The Great Neck Library board approved holiday closings and Sunday hours for September 2019 to August 2020 on Monday, which has raised some concern among parents about access to library facilities.
The move also comes a day after the library moved into summer hours, meaning the Main Library and Great Neck’s three branches – Lakeville, Station, and Parkville – are all closed on Sundays until September.
From Sept. 8, 2019, to June 14, 2020, the Station and Lakeville branches will be closed on Sunday, while Main and Parkville are open from 1 to 5 p.m. – a half day.
Marjan Taied, a Great Neck parent with three children who graduated from the public schools, said she believes there is a need for the library to be open on Sundays. The library’s Sunday hours are “very limited,” she said, and don’t give children and graduates easy access.
“It’s a disappointment they have to resort to coffee shops and it’s disappointing not to have the Sunday hours back on,” Taied said.
“Something has to be done about this,” Taied later added. “A lot of parents are concerned.”
Trustee Mimi Hu, citing a Facebook post by Taied that had 41 likes and 22 comments as of Tuesday afternoon, said that it has been a “very heated discussion.”
Acting Director Tracy Van Dyne said she had Steve Kashkin, the business director, run cost estimates for operation of the libraries that are open on Sundays. Personnel costs alone were around $3,200 a day minimum, she said.
“There’s a lot of things that come into play for opening on a Sunday,” Van Dyne said.
Trustee Josie Pizer said there are other factors like air conditioning, lighting, contract restraints and supervision requirements for insurance purposes.
“It’s not just the money,” Pizer said.
Trustee Chelsea Sassouni said that while the board faces some constraints, members should try brainstorming some ideas for limited service hours so people who need access to the library can get it.
“I know we are constrained by costs, union contracts, etcetera, but I would hope we can try and think of more creative solutions,” Sassouni said.

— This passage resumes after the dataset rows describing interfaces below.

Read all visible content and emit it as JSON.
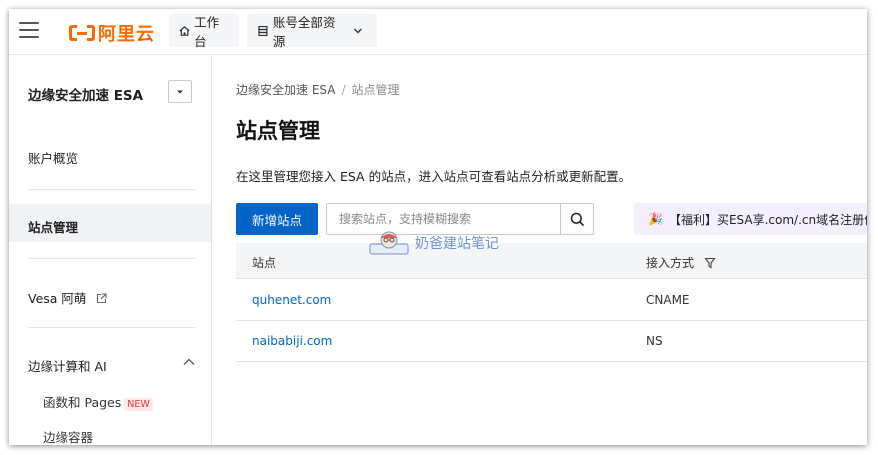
{
  "brand": {
    "name": "阿里云",
    "color": "#ff6a00"
  },
  "topbar": {
    "workbench_label": "工作台",
    "resources_label": "账号全部资源"
  },
  "sidebar": {
    "product": "边缘安全加速 ESA",
    "items": [
      {
        "label": "账户概览"
      },
      {
        "label": "站点管理",
        "active": true
      },
      {
        "label": "Vesa 阿萌"
      },
      {
        "label": "边缘计算和 AI"
      }
    ],
    "sub_items": [
      {
        "label": "函数和 Pages",
        "badge": "NEW"
      },
      {
        "label": "边缘容器"
      }
    ]
  },
  "breadcrumb": {
    "root": "边缘安全加速 ESA",
    "current": "站点管理"
  },
  "page": {
    "title": "站点管理",
    "description": "在这里管理您接入 ESA 的站点，进入站点可查看站点分析或更新配置。",
    "add_button": "新增站点",
    "search_placeholder": "搜索站点，支持模糊搜索",
    "promo": "【福利】买ESA享.com/.cn域名注册优"
  },
  "table": {
    "columns": [
      "站点",
      "接入方式"
    ],
    "rows": [
      {
        "site": "quhenet.com",
        "access": "CNAME"
      },
      {
        "site": "naibabiji.com",
        "access": "NS"
      }
    ]
  },
  "watermark": {
    "text": "奶爸建站笔记"
  },
  "colors": {
    "primary": "#0064c8",
    "accent": "#ff6a00"
  }
}
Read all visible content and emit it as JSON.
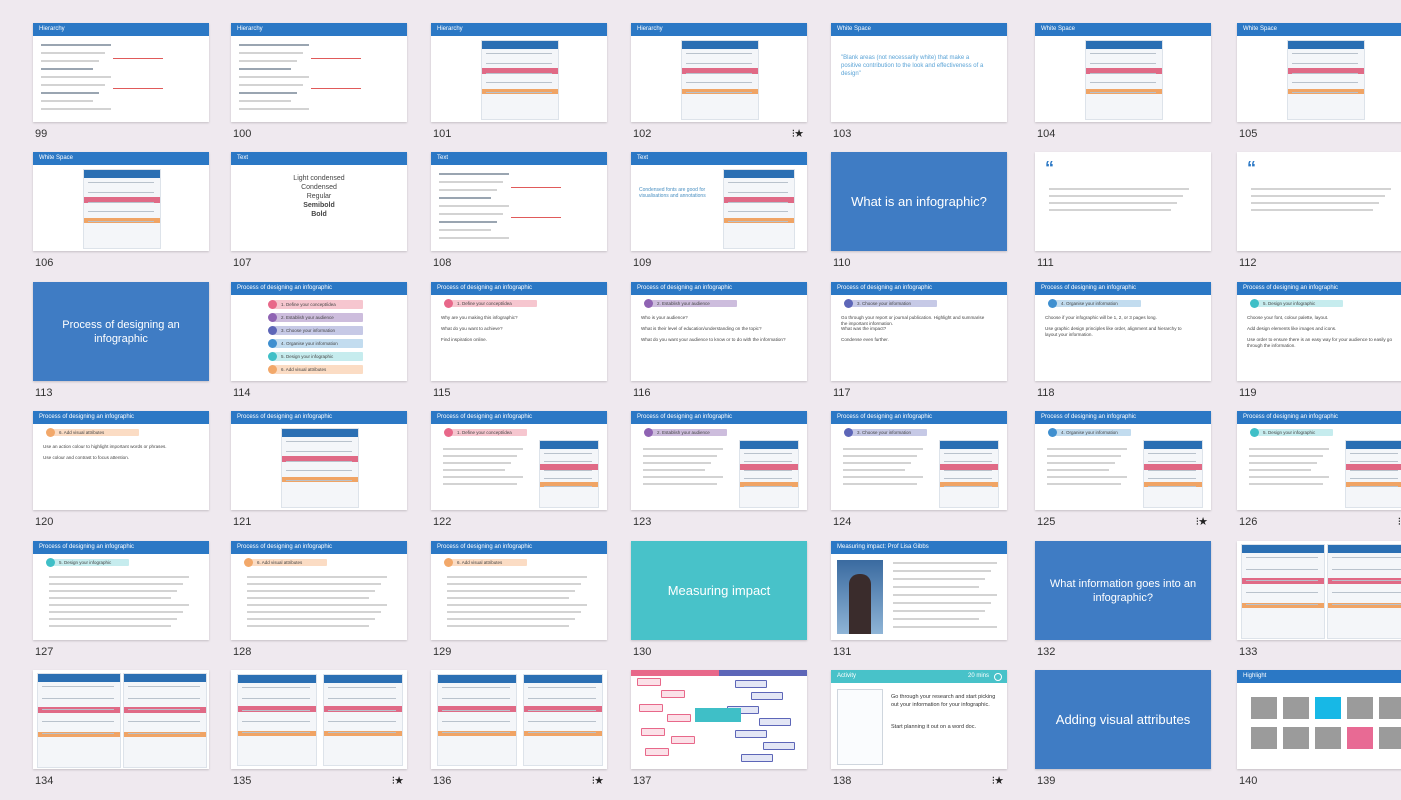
{
  "slides": [
    {
      "num": "99",
      "title": "Hierarchy",
      "kind": "lines",
      "starred": false
    },
    {
      "num": "100",
      "title": "Hierarchy",
      "kind": "lines",
      "starred": false
    },
    {
      "num": "101",
      "title": "Hierarchy",
      "kind": "poster",
      "starred": false
    },
    {
      "num": "102",
      "title": "Hierarchy",
      "kind": "poster",
      "starred": true
    },
    {
      "num": "103",
      "title": "White Space",
      "kind": "quote-text",
      "text": "\"Blank areas (not necessarily white) that make a positive contribution to the look and effectiveness of a design\"",
      "starred": false
    },
    {
      "num": "104",
      "title": "White Space",
      "kind": "poster",
      "starred": false
    },
    {
      "num": "105",
      "title": "White Space",
      "kind": "poster",
      "starred": false
    },
    {
      "num": "106",
      "title": "White Space",
      "kind": "poster",
      "starred": false
    },
    {
      "num": "107",
      "title": "Text",
      "kind": "fonts",
      "fonts": [
        "Light condensed",
        "Condensed",
        "Regular",
        "Semibold",
        "Bold"
      ],
      "starred": false
    },
    {
      "num": "108",
      "title": "Text",
      "kind": "lines",
      "starred": false
    },
    {
      "num": "109",
      "title": "Text",
      "kind": "poster",
      "text": "Condensed fonts are good for visualisations and annotations",
      "starred": false
    },
    {
      "num": "110",
      "title": "",
      "kind": "solid",
      "text": "What is an infographic?",
      "starred": false
    },
    {
      "num": "111",
      "title": "",
      "kind": "quote",
      "starred": false
    },
    {
      "num": "112",
      "title": "",
      "kind": "quote",
      "starred": false
    },
    {
      "num": "113",
      "title": "",
      "kind": "solid",
      "text": "Process of designing an infographic",
      "starred": false
    },
    {
      "num": "114",
      "title": "Process of designing an infographic",
      "kind": "steps",
      "steps": [
        "1. Define your concept/idea",
        "2. Establish your audience",
        "3. Choose your information",
        "4. Organise your information",
        "5. Design your infographic",
        "6. Add visual attributes"
      ],
      "starred": false
    },
    {
      "num": "115",
      "title": "Process of designing an infographic",
      "kind": "step-bullets",
      "step": "1. Define your concept/idea",
      "stepColor": "#f6c6cf",
      "dotColor": "#e8688a",
      "bullets": [
        "Why are you making this infographic?",
        "What do you want to achieve?",
        "Find inspiration online."
      ],
      "starred": false
    },
    {
      "num": "116",
      "title": "Process of designing an infographic",
      "kind": "step-bullets",
      "step": "2. Establish your audience",
      "stepColor": "#cdbddd",
      "dotColor": "#8f63b3",
      "bullets": [
        "Who is your audience?",
        "What is their level of education/understanding on the topic?",
        "What do you want your audience to know or to do with the information?"
      ],
      "starred": false
    },
    {
      "num": "117",
      "title": "Process of designing an infographic",
      "kind": "step-bullets",
      "step": "3. Choose your information",
      "stepColor": "#c6c9e6",
      "dotColor": "#5d66b8",
      "bullets": [
        "Go through your report or journal publication. Highlight and summarise the important information.",
        "What was the impact?",
        "Condense even further."
      ],
      "starred": false
    },
    {
      "num": "118",
      "title": "Process of designing an infographic",
      "kind": "step-bullets",
      "step": "4. Organise your information",
      "stepColor": "#c2dcef",
      "dotColor": "#3f8fcf",
      "bullets": [
        "Choose if your infographic will be 1, 2, or 3 pages long.",
        "Use graphic design principles like order, alignment and hierarchy to layout your information."
      ],
      "starred": false
    },
    {
      "num": "119",
      "title": "Process of designing an infographic",
      "kind": "step-bullets",
      "step": "5. Design your infographic",
      "stepColor": "#c6ecee",
      "dotColor": "#3fbfc7",
      "bullets": [
        "Choose your font, colour palette, layout.",
        "Add design elements like images and icons.",
        "Use order to ensure there is an easy way for your audience to easily go through the information."
      ],
      "starred": false
    },
    {
      "num": "120",
      "title": "Process of designing an infographic",
      "kind": "step-bullets",
      "step": "6. Add visual attributes",
      "stepColor": "#fbdcc4",
      "dotColor": "#f2a86a",
      "bullets": [
        "Use an action colour to highlight important words or phrases.",
        "Use colour and contrast to focus attention."
      ],
      "starred": false
    },
    {
      "num": "121",
      "title": "Process of designing an infographic",
      "kind": "poster",
      "starred": false
    },
    {
      "num": "122",
      "title": "Process of designing an infographic",
      "kind": "step-poster",
      "step": "1. Define your concept/idea",
      "stepColor": "#f6c6cf",
      "dotColor": "#e8688a",
      "starred": false
    },
    {
      "num": "123",
      "title": "Process of designing an infographic",
      "kind": "step-poster",
      "step": "2. Establish your audience",
      "stepColor": "#cdbddd",
      "dotColor": "#8f63b3",
      "starred": false
    },
    {
      "num": "124",
      "title": "Process of designing an infographic",
      "kind": "step-poster",
      "step": "3. Choose your information",
      "stepColor": "#c6c9e6",
      "dotColor": "#5d66b8",
      "starred": false
    },
    {
      "num": "125",
      "title": "Process of designing an infographic",
      "kind": "step-poster",
      "step": "4. Organise your information",
      "stepColor": "#c2dcef",
      "dotColor": "#3f8fcf",
      "starred": true
    },
    {
      "num": "126",
      "title": "Process of designing an infographic",
      "kind": "step-poster",
      "step": "5. Design your infographic",
      "stepColor": "#c6ecee",
      "dotColor": "#3fbfc7",
      "starred": true
    },
    {
      "num": "127",
      "title": "Process of designing an infographic",
      "kind": "step-wide",
      "step": "5. Design your infographic",
      "stepColor": "#c6ecee",
      "dotColor": "#3fbfc7",
      "starred": false
    },
    {
      "num": "128",
      "title": "Process of designing an infographic",
      "kind": "step-wide",
      "step": "6. Add visual attributes",
      "stepColor": "#fbdcc4",
      "dotColor": "#f2a86a",
      "starred": false
    },
    {
      "num": "129",
      "title": "Process of designing an infographic",
      "kind": "step-wide",
      "step": "6. Add visual attributes",
      "stepColor": "#fbdcc4",
      "dotColor": "#f2a86a",
      "starred": false
    },
    {
      "num": "130",
      "title": "",
      "kind": "solid-teal",
      "text": "Measuring impact",
      "starred": false
    },
    {
      "num": "131",
      "title": "Measuring impact: Prof Lisa Gibbs",
      "kind": "photo",
      "starred": false
    },
    {
      "num": "132",
      "title": "",
      "kind": "solid",
      "text": "What information goes into an infographic?",
      "starred": false
    },
    {
      "num": "133",
      "title": "",
      "kind": "poster-full",
      "starred": false
    },
    {
      "num": "134",
      "title": "",
      "kind": "poster-full",
      "starred": false
    },
    {
      "num": "135",
      "title": "",
      "kind": "poster",
      "starred": true
    },
    {
      "num": "136",
      "title": "",
      "kind": "poster",
      "starred": true
    },
    {
      "num": "137",
      "title": "",
      "kind": "tags",
      "starred": false
    },
    {
      "num": "138",
      "title": "Activity",
      "kind": "activity",
      "timer": "20 mins",
      "lines": [
        "Go through your research and start picking out your information for your infographic.",
        "Start planning it out on a word doc."
      ],
      "starred": true
    },
    {
      "num": "139",
      "title": "",
      "kind": "solid",
      "text": "Adding visual attributes",
      "starred": false
    },
    {
      "num": "140",
      "title": "Highlight",
      "kind": "highlight",
      "starred": false
    }
  ],
  "star_glyph": "⁝★"
}
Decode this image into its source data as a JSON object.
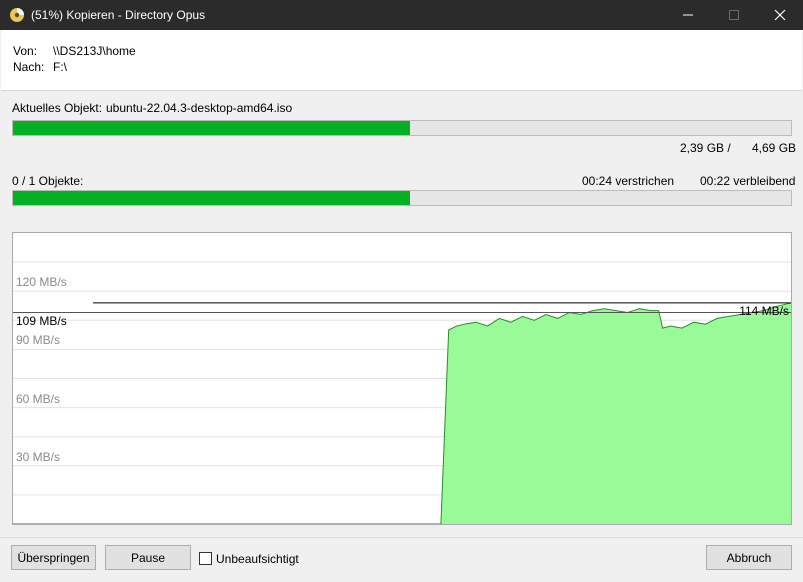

Trustee Scott Sontag said that the library should review having more programs on the weekend, as many are during the week when parents can’t take their children there. He also said reviewing the library’s volunteer policy is “something to explore.”
Rebecca Miller, president of the Great Neck Library board, said the members would take all of these into consideration for further discussion at the policy and Main Library committee meetings.
In unrelated business, trustees also approved a series of request for proposals – or RFPs – related to planned projects for the Lakeville, Station and Parkville branch libraries.
Trustee Barry Smith, the chair of the library’s branch committee, said the board is working with the architect and cost estimator to determine the estimated cost of the project and is “sensitive to the date of the reopening” of the lease in 2024.
“When we get the cost estimate, the branch committee will look at the project again and make adjustments, trimming the fat so to speak, and then we will come back to the board with recommendations,” Smith said.
The goal of the RFP for a moving and storage company for the painting of the Lakeville branch is to get all the services “in line” to come up with a clearer plan on how long the site should be closed, he said.
Trustees approved an RFP for furniture and finish procurement, installation and related services for the Parkville branch renovation.
Smith said members are pushing for an assembly permit and that once the architect for the Great Neck school district, which owns the property, approves the project plans, they can move onto getting a cost estimate for the project.